Purpose – The purpose of this paper is to explore and try to understand the human side of public sector reform (PSR) in local government in Ghana in the context of the challenges facing human resource capacity building and development policies. Design/methodology/approach – Adopting an exploratory case study design, the paper triangulates both secondary and primary sources of data. Primary data were generated from self‐completing questionnaire and interview schedule tools covering 105 local government employees selected from national, regional and district levels. Semi‐structured interviews also solicited views from 16 senior public officers and managers in nine public and quasi‐public organizations. These primary sources were complemented with relevant secondary documents from the organisations investigated. Findings – It was found that Ghana's PSR has significantly influenced the strategic direction of human resource development policies of the decentralized local government service. Major challenges in human resource capacity manifest themselves as related to policy, task, skill and organisation issues and performance motivation. Practical implications – Addressing the human resource capacity challenges has enormous strategic and financial resource implications for policy makers in transitional and developing economies, due to their over‐reliance on external donors for funding. Originality/value – Unlike previous studies, this paper did not explore HR capacity issues of elected officials; rather, it focused on the public servants (technocrats) implementing local political decisions. Of much value is that the results were derived from the experience of frontline local government staff, whose day‐to‐day inputs are critical for effective decentralization.

Journal

Management Research NewsEmerald Publishing

Published: Jun 20, 2008

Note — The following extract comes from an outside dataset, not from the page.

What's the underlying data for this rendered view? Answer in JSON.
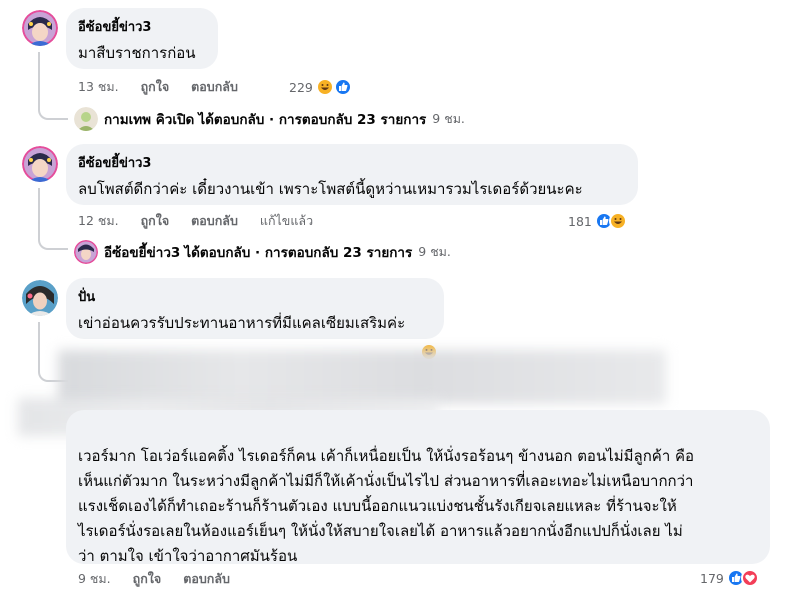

Keywords: Ghana; Human resource development; Decentralized government; Local government services; Public sector reform; Transition management; Government

References